And all of that work with the ABC network paid off: Lee was offered a leading-man role that would change his life and turn him into our beloved pop icon: USAF Colonel Steve Austin, a character created by Harve Bennett (The Astronaut, Salvage I) for a series of three TV movies eventually picked up as a four-year run TV series.

Image courtesy of 2 Warps to Neptune.com.

And the rest is history. And we reviewed Lee Majors’s film history all of this week, from Sunday, April 18 to Saturday, April 24.

But why?

Well, yeah, because Lee’s 82nd birthday is on April 23, but also, because we dig Lee Majors and our ’70s childhood memories. For when you’re immortalized twice as a toy and have not one, but two, lunch boxes, and two board games with your likeness, well, your career kicked ass and a bag o’ chips. And while the bionic eye on our Steve Austin action figure (it’s not a doll!) eventually fogged up, and the button in the back that controlled the bionic arm broke, and the skin we peeled back to reveal Steve’s bionic modules dry rotted, Steve Austin still kicked our full-sized G.I Joe’s asses.

In 1988, Lee tried for a third TV series, with Reed Down Under, aka Danger Down Under, an Australian TV1 and NBC-TV co-production that was not picked up for series on either network. It was recut into a home video/theatrical release, Harris.

Here’s the film’s we reviewed this week, by year of release:

Strait-Jacket (1964)
The Ballad of Andy Crocker (1969)
The Liberation of L.B Jones (1970)
Weekend of Terror (1970)
The Six Million Dollar Man (1973)
The True Story of the U-2 Spy Incident (1976)
The Norseman (1978)
Killer Fish (1979)
Steel (1979)
Agency (1980)
High Noon, Part II: The Return of Will Kane (1980)
The Last Chase (1981)
Starflight One (1983)
Spring Break ’83 (1983)
A Smoky Mountain Christmas (1986)
Keaton’s Cop (1990)
Fire: Trapped on the 37th Floor (1991)
The Cover Girl Murders (1994)
Trojan War (1997)
Musketeers Forever (1998)
Big Fat Liar (2002)
Hell to Pay (2005)
The Witnessing of Angels (2006)
Ben 10: Race Against Time (2007)
The Brothers Solomon (2007)
Jerusalem Countdown (2011)
Do You Believe? (2015)
Almosting It (2016)
Jean (2016)
Wild Bill Hickok: Swift Justice (2016)

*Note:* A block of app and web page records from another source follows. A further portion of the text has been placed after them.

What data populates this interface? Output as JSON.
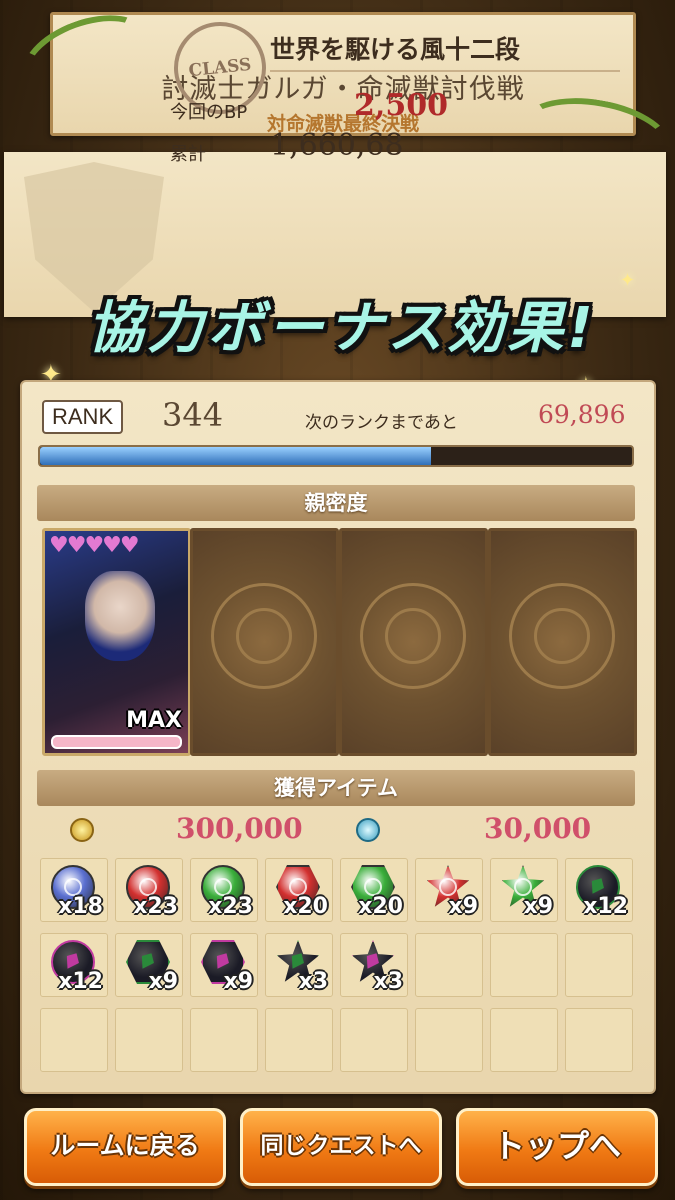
{
  "quest": {
    "title": "討滅士ガルガ・命滅獣討伐戦",
    "subtitle": "対命滅獣最終決戦"
  },
  "class_info": {
    "stamp": "CLASS",
    "name": "世界を駆ける風十二段",
    "bp_label": "今回のBP",
    "bp_value": "2,500",
    "total_label": "累計",
    "total_value": "1,660,68"
  },
  "bonus_title": "協力ボーナス効果!",
  "rank": {
    "label": "RANK",
    "value": "344",
    "next_label": "次のランクまであと",
    "next_value": "69,896",
    "progress": 0.66
  },
  "intimacy": {
    "header": "親密度",
    "cards": [
      {
        "hearts": "♥♥♥♥♥",
        "level": "MAX"
      },
      {},
      {},
      {}
    ]
  },
  "items": {
    "header": "獲得アイテム",
    "gold_value": "300,000",
    "soul_value": "30,000",
    "slots": [
      {
        "type": "medal",
        "color": "#5a6fd0",
        "qty": "x18"
      },
      {
        "type": "round",
        "color": "#d2302f",
        "qty": "x23"
      },
      {
        "type": "round",
        "color": "#3aae3a",
        "qty": "x23"
      },
      {
        "type": "hex",
        "color": "#d2302f",
        "qty": "x20"
      },
      {
        "type": "hex",
        "color": "#3aae3a",
        "qty": "x20"
      },
      {
        "type": "star",
        "color": "#d2302f",
        "qty": "x9"
      },
      {
        "type": "star",
        "color": "#3aae3a",
        "qty": "x9"
      },
      {
        "type": "dark-round",
        "color": "#2a8a3a",
        "qty": "x12"
      },
      {
        "type": "dark-round",
        "color": "#c03aa0",
        "qty": "x12"
      },
      {
        "type": "dark-hex",
        "color": "#2a8a3a",
        "qty": "x9"
      },
      {
        "type": "dark-hex",
        "color": "#c03aa0",
        "qty": "x9"
      },
      {
        "type": "dark-star",
        "color": "#2a8a3a",
        "qty": "x3"
      },
      {
        "type": "dark-star",
        "color": "#c03aa0",
        "qty": "x3"
      },
      {},
      {},
      {},
      {},
      {},
      {},
      {},
      {},
      {},
      {},
      {}
    ]
  },
  "buttons": {
    "room": "ルームに戻る",
    "same_quest": "同じクエストへ",
    "top": "トップへ"
  }
}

And Lee’s career just keeps on truckin’! We were stoked to learn that Lee is in post-production on his 127th project, the U.K.-produced Renegades, in which he co-stars with . . . wait for it . . . Danny Trejo and Michael Pare! So, oh, hell yeah. When you give us a movie with Danny, Micheal and Lee Majors, we are so there. You can learn more about Renegades, scheduled to hit all streaming platforms in 2021, at Variety.com. And yes, you impressionable youngins, you know Lee as Brock Williams, Ash’s pop, in the second and third seasons of Starz’s Ash vs. Evil Dead.

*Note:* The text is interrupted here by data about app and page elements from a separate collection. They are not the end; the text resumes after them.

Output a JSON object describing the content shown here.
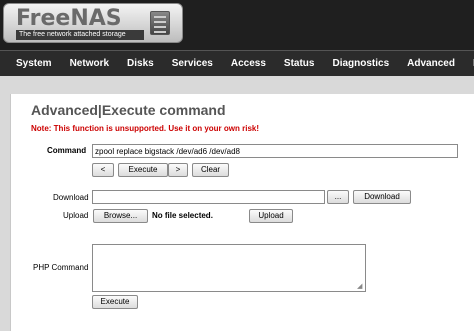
{
  "header": {
    "logo_text": "FreeNAS",
    "logo_tagline": "The free network attached storage"
  },
  "nav": [
    "System",
    "Network",
    "Disks",
    "Services",
    "Access",
    "Status",
    "Diagnostics",
    "Advanced",
    "Help"
  ],
  "page": {
    "title": "Advanced|Execute command",
    "warning": "Note: This function is unsupported. Use it on your own risk!"
  },
  "command": {
    "label": "Command",
    "value": "zpool replace bigstack /dev/ad6 /dev/ad8",
    "prev_label": "<",
    "execute_label": "Execute",
    "next_label": ">",
    "clear_label": "Clear"
  },
  "download": {
    "label": "Download",
    "value": "",
    "browse_label": "...",
    "button_label": "Download"
  },
  "upload": {
    "label": "Upload",
    "browse_label": "Browse...",
    "file_status": "No file selected.",
    "button_label": "Upload"
  },
  "php": {
    "label": "PHP Command",
    "value": "",
    "execute_label": "Execute"
  }
}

Photo courtesy of Matt Klitscher/Starz Entertainment. Read Lee’s interview about the show at USA Today.com. And there’s more deep Intel on Lee’s career — as he speaks about his role on Ash vs. Evil Dead — at AV Club.
In 2010, upon the release of the 40-disc, 100-hour DVD box set of the series (hey, it’s only $239.95!), Lee sat down with Vanity Fair for an extensive interview about the series and its lasting pop culture status.
America’s couple. We loved them!

While we didn’t get a chance to review them, you may be interested in checking out two more of Lee’s films that we discovered: When I Find the Ocean (2008; on Tubi) and the just-released Narco Sub (2021; official website).

We dig you, Lee. Keep on thespin’.

About the Author: You can learn more about the writings of R.D Francis on Facebook. He also writes for B&S About Movies. You can read his music journalism pieces and short stories on Medium.

2 thoughts on “Lee Majors Week Wrap Up

    • You bet. It seems the week turned on many to films they didn’t even know existed. Sam really dug deep with his end of the reviews. It was great week, for that is our “jam” at B&S: turning our readers onto “new” films or inspire them to revisit a film they know, but haven’t watched in a while.


Leave a Reply

Fill in your details below or click an icon to log in:

WordPress.com Logo

You are commenting using your WordPress.com account. Log Out /  Change )

Twitter picture

You are commenting using your Twitter account. Log Out /  Change )

Facebook photo

You are commenting using your Facebook account. Log Out /  Change )

Connecting to %s

This site uses Akismet to reduce spam. Learn how your comment data is processed.